» TASK: Tell how many lines in the data hold "with", giving that figure alone.

» INFORMATION GIVEN:
------------------------------
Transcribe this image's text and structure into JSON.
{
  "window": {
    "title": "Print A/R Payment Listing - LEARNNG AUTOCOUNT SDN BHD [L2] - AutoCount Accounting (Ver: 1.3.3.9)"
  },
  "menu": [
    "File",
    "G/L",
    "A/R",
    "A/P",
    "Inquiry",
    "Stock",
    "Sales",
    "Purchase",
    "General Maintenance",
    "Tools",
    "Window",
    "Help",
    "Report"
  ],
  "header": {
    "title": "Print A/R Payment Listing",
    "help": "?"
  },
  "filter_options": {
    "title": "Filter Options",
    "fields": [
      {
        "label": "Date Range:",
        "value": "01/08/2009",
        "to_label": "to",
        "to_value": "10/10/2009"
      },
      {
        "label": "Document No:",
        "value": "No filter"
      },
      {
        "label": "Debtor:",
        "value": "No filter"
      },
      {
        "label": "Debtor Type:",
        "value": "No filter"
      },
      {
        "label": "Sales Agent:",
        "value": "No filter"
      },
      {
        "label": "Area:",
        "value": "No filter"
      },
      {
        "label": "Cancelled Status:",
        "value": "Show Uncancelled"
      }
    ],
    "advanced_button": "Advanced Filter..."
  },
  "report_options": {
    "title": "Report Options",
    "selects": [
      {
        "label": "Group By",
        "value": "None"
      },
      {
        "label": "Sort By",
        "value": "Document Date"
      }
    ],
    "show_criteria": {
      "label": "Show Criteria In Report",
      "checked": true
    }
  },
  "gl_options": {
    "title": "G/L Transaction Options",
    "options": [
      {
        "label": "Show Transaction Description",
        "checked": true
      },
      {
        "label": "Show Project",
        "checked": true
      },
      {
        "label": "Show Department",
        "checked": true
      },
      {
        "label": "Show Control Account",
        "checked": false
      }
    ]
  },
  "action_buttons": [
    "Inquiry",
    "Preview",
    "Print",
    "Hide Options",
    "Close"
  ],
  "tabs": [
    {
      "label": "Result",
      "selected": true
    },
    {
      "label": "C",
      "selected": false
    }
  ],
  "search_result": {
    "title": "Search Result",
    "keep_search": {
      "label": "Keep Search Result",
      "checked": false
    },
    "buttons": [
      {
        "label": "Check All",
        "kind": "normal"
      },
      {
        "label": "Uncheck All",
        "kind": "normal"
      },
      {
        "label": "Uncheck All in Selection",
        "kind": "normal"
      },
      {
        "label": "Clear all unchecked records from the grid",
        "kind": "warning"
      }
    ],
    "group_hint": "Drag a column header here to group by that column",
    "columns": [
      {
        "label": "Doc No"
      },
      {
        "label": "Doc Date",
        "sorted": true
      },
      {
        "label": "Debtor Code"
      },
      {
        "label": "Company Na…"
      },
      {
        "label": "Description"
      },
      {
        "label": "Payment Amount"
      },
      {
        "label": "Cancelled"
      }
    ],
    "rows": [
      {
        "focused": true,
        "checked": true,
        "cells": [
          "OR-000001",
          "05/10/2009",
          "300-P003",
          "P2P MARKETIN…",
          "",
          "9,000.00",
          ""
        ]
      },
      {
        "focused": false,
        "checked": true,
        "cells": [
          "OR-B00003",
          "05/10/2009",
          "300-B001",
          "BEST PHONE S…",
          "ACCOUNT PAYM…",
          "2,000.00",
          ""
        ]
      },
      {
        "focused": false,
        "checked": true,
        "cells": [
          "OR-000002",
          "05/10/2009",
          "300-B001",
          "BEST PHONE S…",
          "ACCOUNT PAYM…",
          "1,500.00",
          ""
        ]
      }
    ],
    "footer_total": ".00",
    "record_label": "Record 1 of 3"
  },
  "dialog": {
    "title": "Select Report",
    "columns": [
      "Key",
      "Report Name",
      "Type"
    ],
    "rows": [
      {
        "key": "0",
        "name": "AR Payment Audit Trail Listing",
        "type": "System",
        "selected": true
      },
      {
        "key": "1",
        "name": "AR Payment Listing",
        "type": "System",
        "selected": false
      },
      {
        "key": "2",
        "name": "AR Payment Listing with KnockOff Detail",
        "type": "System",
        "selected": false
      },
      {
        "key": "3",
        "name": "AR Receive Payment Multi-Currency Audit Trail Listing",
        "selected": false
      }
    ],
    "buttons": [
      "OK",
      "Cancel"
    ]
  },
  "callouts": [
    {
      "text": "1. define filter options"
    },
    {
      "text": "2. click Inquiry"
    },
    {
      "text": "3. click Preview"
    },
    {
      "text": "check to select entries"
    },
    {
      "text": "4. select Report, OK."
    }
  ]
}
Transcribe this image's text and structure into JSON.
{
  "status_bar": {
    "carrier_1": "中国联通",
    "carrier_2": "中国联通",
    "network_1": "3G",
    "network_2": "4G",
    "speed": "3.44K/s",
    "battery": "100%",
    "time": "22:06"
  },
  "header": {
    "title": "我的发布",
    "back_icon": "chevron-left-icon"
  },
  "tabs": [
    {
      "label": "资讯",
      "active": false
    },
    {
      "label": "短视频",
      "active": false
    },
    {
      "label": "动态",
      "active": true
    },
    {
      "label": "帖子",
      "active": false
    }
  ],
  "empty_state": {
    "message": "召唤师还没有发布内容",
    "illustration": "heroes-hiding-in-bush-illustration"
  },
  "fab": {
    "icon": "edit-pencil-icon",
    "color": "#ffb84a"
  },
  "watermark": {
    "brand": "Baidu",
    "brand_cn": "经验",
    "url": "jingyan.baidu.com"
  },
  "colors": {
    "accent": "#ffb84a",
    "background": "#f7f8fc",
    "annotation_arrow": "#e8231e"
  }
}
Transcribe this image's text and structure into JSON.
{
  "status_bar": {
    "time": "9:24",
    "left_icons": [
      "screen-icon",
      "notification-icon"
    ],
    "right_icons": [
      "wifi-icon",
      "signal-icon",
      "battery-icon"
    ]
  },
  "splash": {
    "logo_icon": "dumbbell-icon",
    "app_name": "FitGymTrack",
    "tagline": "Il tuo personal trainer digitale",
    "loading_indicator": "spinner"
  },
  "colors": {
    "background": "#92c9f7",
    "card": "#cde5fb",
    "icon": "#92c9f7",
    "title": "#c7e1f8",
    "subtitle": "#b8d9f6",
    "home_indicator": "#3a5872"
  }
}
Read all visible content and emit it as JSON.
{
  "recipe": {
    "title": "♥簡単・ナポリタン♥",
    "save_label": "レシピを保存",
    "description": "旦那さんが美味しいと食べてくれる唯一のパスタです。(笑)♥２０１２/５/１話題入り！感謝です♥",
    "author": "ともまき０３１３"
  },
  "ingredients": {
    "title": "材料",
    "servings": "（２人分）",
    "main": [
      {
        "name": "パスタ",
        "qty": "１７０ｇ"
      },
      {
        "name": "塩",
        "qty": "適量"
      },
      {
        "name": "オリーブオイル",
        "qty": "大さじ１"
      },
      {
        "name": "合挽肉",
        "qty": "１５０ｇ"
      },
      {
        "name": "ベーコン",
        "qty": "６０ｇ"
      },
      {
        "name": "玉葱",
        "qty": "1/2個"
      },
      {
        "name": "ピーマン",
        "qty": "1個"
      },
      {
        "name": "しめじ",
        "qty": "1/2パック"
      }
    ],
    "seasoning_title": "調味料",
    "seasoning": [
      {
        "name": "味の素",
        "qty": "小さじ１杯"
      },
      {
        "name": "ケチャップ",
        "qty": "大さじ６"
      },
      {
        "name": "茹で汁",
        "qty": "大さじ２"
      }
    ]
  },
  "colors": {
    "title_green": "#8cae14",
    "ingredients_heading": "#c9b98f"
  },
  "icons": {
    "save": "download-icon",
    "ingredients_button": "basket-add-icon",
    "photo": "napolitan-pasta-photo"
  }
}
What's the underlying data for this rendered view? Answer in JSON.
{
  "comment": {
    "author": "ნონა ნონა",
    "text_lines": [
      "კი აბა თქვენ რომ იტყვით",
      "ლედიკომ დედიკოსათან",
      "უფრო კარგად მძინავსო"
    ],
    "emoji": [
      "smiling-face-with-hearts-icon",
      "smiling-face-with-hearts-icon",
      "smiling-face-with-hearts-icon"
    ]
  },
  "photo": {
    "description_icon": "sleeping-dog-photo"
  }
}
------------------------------
» WRITTEN ANSWER: 4